──────── Supplied records

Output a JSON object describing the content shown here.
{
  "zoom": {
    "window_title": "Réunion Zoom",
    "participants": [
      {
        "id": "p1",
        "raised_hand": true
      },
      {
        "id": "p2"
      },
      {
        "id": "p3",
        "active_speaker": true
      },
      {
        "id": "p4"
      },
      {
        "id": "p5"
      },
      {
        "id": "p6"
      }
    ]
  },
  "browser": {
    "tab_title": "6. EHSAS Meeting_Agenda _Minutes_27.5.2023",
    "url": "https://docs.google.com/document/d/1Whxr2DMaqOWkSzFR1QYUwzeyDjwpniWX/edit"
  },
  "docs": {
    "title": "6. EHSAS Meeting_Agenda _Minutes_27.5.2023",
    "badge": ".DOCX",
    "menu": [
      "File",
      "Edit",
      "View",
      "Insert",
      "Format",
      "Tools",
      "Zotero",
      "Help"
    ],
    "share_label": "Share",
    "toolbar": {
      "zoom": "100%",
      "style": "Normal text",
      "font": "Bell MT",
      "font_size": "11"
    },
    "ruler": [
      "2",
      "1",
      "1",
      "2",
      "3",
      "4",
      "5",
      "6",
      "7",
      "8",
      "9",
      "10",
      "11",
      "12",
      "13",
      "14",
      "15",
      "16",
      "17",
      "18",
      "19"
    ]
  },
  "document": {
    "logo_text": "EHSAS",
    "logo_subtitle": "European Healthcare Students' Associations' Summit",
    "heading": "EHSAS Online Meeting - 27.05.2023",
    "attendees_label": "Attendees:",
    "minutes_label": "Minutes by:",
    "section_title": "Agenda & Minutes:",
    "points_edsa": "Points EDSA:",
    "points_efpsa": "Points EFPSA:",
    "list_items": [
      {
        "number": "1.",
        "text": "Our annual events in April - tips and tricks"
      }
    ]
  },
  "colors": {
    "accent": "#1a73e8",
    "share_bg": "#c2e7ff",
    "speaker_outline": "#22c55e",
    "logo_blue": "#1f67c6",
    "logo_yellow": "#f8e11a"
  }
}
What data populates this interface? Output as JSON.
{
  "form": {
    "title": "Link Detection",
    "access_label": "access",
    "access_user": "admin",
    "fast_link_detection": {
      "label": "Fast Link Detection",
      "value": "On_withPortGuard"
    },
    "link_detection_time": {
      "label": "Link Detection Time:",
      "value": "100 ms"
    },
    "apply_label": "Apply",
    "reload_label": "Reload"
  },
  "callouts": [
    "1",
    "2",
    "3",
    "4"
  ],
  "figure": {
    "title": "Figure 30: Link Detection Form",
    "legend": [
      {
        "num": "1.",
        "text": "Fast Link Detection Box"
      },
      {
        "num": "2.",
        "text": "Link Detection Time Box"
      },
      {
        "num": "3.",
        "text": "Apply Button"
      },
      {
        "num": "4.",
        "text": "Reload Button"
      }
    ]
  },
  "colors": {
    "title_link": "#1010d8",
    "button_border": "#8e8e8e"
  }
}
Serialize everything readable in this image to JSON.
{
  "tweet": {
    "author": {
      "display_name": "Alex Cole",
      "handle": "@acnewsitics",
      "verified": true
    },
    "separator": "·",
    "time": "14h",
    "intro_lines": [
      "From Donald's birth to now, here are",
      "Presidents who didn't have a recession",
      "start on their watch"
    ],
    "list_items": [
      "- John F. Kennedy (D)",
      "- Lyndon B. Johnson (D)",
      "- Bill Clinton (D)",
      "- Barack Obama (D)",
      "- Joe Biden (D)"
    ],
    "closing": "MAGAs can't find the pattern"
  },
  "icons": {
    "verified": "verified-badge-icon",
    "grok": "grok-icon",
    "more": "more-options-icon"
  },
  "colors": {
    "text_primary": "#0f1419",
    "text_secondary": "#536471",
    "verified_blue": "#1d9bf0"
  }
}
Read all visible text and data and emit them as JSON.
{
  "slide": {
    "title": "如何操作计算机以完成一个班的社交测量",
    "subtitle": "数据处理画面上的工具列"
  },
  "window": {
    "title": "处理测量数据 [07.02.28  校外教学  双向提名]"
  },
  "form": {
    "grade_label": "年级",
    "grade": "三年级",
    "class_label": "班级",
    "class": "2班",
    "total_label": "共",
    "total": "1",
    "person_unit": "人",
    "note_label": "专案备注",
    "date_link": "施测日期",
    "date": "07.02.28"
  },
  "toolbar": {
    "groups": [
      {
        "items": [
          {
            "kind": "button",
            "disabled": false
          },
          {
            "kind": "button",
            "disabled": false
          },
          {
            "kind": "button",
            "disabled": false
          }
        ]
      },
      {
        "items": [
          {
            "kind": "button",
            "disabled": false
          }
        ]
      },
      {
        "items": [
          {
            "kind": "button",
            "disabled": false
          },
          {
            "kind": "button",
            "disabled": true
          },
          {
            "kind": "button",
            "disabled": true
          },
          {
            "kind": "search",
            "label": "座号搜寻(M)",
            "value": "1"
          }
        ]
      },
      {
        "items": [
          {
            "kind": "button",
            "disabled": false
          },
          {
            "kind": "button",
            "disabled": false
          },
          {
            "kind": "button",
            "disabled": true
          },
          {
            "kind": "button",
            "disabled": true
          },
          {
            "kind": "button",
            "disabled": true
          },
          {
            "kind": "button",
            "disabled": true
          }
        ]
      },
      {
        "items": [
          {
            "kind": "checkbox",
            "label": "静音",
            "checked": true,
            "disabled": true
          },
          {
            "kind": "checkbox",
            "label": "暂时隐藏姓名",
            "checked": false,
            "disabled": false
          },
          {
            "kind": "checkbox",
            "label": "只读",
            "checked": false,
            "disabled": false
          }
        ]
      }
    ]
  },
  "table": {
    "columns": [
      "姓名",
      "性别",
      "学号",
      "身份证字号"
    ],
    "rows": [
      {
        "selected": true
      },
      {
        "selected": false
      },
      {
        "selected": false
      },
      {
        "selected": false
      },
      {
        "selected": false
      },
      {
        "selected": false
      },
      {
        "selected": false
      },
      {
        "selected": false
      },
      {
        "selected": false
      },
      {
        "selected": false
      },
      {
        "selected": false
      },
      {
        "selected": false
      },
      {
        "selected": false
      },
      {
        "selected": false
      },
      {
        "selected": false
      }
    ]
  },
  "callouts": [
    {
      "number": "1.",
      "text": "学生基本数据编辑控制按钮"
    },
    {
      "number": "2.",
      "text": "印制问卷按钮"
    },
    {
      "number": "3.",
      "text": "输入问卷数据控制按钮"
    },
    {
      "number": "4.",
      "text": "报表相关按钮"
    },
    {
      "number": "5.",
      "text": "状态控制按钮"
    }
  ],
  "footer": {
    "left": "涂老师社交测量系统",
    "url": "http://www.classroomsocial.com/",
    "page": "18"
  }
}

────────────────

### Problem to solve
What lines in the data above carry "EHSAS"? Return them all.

### Answer section
    "tab_title": "6. EHSAS Meeting_Agenda _Minutes_27.5.2023",
    "title": "6. EHSAS Meeting_Agenda _Minutes_27.5.2023",
    "logo_text": "EHSAS",
    "heading": "EHSAS Online Meeting - 27.05.2023",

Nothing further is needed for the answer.